Interestingly, although this paper prevents well-reasoned anonymous pieces from seeing publication, it has no qualms with allowing anonymous commenters to troll incessantly on its website. The contradiction between these two policies is something that I find puzzling. Surely the need for commenters to stand behind their comments is greater than the need for columnists to stand behind their columns, as there is no editorial staff coming between the comments and the reader (as there would be in the case of anonymous columns). Anonymous comments are generally less productive than columns as a byproduct of the ease of posting that is an inherent attribute of online commenting.

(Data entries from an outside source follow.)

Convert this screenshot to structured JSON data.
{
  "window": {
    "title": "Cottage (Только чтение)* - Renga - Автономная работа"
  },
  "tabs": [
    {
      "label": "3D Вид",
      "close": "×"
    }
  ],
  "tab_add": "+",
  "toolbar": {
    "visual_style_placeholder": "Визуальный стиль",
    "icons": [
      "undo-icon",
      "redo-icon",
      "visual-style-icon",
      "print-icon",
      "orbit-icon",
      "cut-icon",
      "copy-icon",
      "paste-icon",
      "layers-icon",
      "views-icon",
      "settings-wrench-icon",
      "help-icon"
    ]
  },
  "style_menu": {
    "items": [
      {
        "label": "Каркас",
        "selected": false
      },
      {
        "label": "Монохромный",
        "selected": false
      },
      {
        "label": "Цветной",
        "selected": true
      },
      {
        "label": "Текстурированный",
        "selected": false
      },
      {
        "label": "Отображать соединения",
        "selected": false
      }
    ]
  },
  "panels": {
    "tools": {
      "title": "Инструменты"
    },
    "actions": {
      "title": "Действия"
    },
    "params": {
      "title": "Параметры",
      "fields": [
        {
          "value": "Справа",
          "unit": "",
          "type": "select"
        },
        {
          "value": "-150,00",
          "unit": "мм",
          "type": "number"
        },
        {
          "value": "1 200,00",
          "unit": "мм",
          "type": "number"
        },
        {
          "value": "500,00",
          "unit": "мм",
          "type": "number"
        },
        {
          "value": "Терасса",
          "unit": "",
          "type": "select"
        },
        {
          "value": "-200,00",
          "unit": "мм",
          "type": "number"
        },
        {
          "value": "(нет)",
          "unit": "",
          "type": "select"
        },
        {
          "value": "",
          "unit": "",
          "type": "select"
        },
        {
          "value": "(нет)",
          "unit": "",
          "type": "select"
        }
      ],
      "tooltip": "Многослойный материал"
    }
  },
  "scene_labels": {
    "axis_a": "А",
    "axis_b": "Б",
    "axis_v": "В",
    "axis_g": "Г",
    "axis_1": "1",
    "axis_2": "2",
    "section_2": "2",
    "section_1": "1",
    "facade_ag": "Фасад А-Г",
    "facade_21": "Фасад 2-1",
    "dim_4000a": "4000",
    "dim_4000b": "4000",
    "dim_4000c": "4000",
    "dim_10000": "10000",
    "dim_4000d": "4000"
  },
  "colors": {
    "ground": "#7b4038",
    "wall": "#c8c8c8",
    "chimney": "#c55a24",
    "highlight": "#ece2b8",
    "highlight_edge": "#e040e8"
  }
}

Aside from the minimal value they add, anonymous comments can also do harm to individuals if the community makes incorrect assumptions about authorship. I will humbly make reference to my own experience with the TSL commenting system in this case. Someone with the same given name—Alan—began commenting extensively on TSL’s website several years ago. I have been continually confronted by people who assume that the person using “alan” or “alan.not.tsleditor” to comment is me. Although I have never commented on TSL’s website using anything other than my full name, TSL’s system of commenting has caused a case of mistaken identity. Being held accountable for what you say is an admirable goal. Being held accountable for what someone else says is rather less desirable.

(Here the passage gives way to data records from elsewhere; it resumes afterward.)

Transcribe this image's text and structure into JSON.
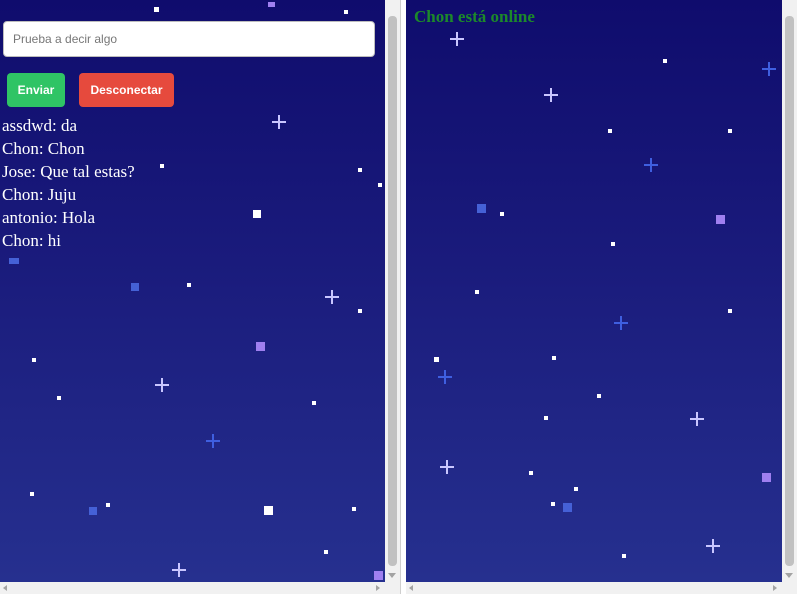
{
  "chat": {
    "input_placeholder": "Prueba a decir algo",
    "send_label": "Enviar",
    "disconnect_label": "Desconectar",
    "messages": [
      "assdwd: da",
      "Chon: Chon",
      "Jose: Que tal estas?",
      "Chon: Juju",
      "antonio: Hola",
      "Chon: hi"
    ]
  },
  "presence": {
    "status_text": "Chon está online"
  },
  "colors": {
    "send_button": "#2fc465",
    "disconnect_button": "#e64a3d",
    "online_text": "#1c8a2a",
    "background_top": "#0f0c6d",
    "background_bottom": "#26308f"
  }
}
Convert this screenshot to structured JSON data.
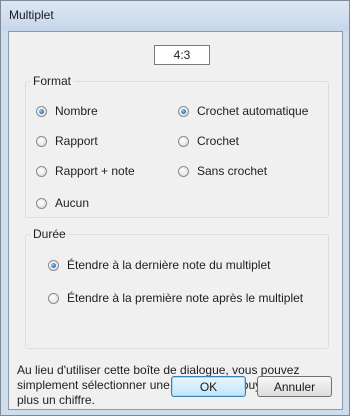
{
  "window": {
    "title": "Multiplet"
  },
  "ratio": {
    "value": "4:3"
  },
  "format": {
    "label": "Format",
    "options": [
      {
        "label": "Nombre",
        "selected": true
      },
      {
        "label": "Crochet automatique",
        "selected": true
      },
      {
        "label": "Rapport",
        "selected": false
      },
      {
        "label": "Crochet",
        "selected": false
      },
      {
        "label": "Rapport + note",
        "selected": false
      },
      {
        "label": "Sans crochet",
        "selected": false
      },
      {
        "label": "Aucun",
        "selected": false
      }
    ]
  },
  "duration": {
    "label": "Durée",
    "options": [
      {
        "label": "Étendre à la dernière note du multiplet",
        "selected": true
      },
      {
        "label": "Étendre à la première note après le multiplet",
        "selected": false
      }
    ]
  },
  "help": {
    "text": "Au lieu d'utiliser cette boîte de dialogue, vous pouvez simplement sélectionner une note, puis appuyer sur Ctrl plus un chiffre."
  },
  "buttons": {
    "ok": "OK",
    "cancel": "Annuler"
  },
  "colors": {
    "accent": "#2d7fd0",
    "frame": "#cfdcec",
    "panel": "#f0f0f0"
  }
}
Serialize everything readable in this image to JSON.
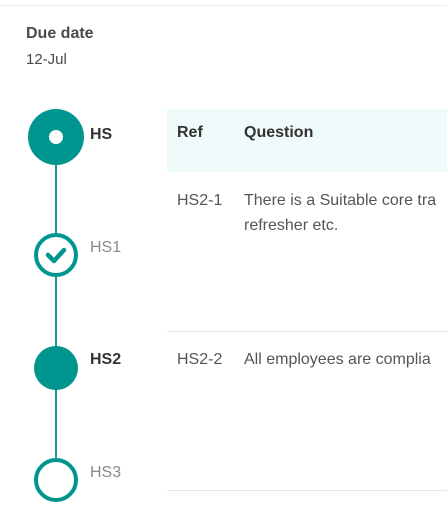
{
  "due": {
    "label": "Due date",
    "value": "12-Jul"
  },
  "steps": [
    {
      "label": "HS",
      "state": "current-parent"
    },
    {
      "label": "HS1",
      "state": "completed"
    },
    {
      "label": "HS2",
      "state": "current"
    },
    {
      "label": "HS3",
      "state": "pending"
    }
  ],
  "table": {
    "columns": [
      "Ref",
      "Question"
    ],
    "rows": [
      {
        "ref": "HS2-1",
        "question": "There is a Suitable core tra",
        "question_line2": "refresher etc."
      },
      {
        "ref": "HS2-2",
        "question": "All employees are complia"
      }
    ]
  },
  "colors": {
    "accent": "#00968f",
    "header_bg": "#effbfa"
  },
  "icons": {
    "completed": "check-icon",
    "current-parent": "dot-icon"
  }
}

TSL’s conflicted relationship with anonymity is a problem with a solution. First, change the policy toward anonymous columns. Make anonymous submissions meet a much higher standard of quality (as judged by the editorial staff). A higher standard should be applied because the paper should prevent the publication of anonymous pieces with the sole goal of inflaming the campus. But editors should be open to well-reasoned pieces with compelling reasons for anonymity—say, someone who works closely with ASPC but wishes to criticize that body—seeing the light of day after sufficient editorial review. Second, change the commenting system. No one benefits from ad hominem assaults, unreasoned diatribes or endless one-liners. Additionally, community members can suffer harm when identities are unclear. Even the New York Times requires sign-in for commenting; many sites also use Facebook to regulate comments. One of my favorite blogs (Andrew Sullivan’s The Dish) does not allow comments on its content, but frequently publishes e-mailed responses; this could be a productive model. Regardless of which system they choose to implement, the bright people at TSL can surely devise a commenting system to meet its needs.
None of these solutions will be perfect. There are too many values to be balanced for perfection to be a possibility. My proposals might stifle dialogue in the comments or provide too much leeway for trolling columnists, but I think that with the right commenting system and attentive editors, they are better than the status quo. If you disagree, feel free to comment below—with your proper name, preferably.